Mental illnesses are the third leading cause of the disability burden in Australia, accounting for an estimated 27% of the total years lost due to disability. People with psychotic illness are in work 21.5%(7) (2010). 86% of patients have returned to their jobs or studies or were job seeking, thus not receiving government disability in Western Lapland in Finland — when treated with the Open Dialogue method. In fact in Finland — this group performs better than the average work force.

Taking into consideration that also in Finland years on average are lost because of psychosis. Let’s say an average of five years and assuming that treatment costs are some more expensive. Extrapolating Australian figures: would mean that society in the Western World alone could save an estimated: 750 bn per year at least. Including all the other — imaginable benefits — the benefits are unlimited in my opinion and therefore I feel Government should move forward and implement change on a mass scale. Calculated by taking a look at the saved disability under the Open Dialogue method — and adjusted for some more therapy costs -

Feel free to help me improve this contribution.

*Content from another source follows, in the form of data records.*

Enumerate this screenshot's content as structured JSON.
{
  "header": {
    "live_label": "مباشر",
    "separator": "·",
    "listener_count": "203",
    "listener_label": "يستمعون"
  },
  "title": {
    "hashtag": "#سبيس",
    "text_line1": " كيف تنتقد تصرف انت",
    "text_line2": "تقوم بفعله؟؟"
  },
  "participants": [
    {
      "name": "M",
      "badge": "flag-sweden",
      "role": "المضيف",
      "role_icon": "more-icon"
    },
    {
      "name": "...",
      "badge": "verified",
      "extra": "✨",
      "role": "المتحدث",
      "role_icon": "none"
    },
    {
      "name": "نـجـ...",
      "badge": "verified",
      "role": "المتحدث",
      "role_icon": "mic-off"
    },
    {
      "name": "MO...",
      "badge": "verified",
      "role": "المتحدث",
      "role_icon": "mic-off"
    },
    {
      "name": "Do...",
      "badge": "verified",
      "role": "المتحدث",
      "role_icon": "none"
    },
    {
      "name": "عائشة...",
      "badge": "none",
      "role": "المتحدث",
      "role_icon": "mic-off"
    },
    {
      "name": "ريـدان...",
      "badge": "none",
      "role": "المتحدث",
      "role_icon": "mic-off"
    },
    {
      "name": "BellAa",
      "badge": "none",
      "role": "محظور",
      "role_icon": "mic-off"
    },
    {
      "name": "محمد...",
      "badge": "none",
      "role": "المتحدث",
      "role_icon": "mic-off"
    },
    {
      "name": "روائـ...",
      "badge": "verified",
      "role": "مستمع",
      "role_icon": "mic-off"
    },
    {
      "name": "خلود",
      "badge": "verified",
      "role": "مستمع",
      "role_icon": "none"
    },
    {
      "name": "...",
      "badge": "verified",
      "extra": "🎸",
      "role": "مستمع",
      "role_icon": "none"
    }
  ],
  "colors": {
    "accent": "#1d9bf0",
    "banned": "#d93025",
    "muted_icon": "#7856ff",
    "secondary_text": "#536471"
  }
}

It would be much appreciated.

https://www.youtube.com/watch?v=HDVhZHJagfQ

The above link is a link to a film documentary about Open Dialogue.

(1) https://en.wikipedia.org/wiki/Psychosis

(2)http://www.bccresearch.com/market-research/pharmaceuticals/antipsychotic-drugs-markets-phm063a.html

(3) https://www.psychiatry.org/news-room/apa-blogs/apa-blog/2016/04/one-in-13-people-may-have-a-psychotic-experience

(4) https://www.ncbi.nlm.nih.gov/pubmed/24097844

(5) https://www.numbeo.com/cost-of-living/rankings_by_country.jsp?title=2010

(6) Jaakko Seikkula, Jukka Aaltonen, Birgittu Alakare, Kauko Haarakangas, Jyrki Kera¨Nen, & Klaus Lehtinen, Psychotherapy Research, March 2006; 16(2): 214/228.

(7) https://www.sane.org/images/.../1111_info_A-SANE-response.pdf

Show your support

Clapping shows how much you appreciated Matijs Nijland’s story.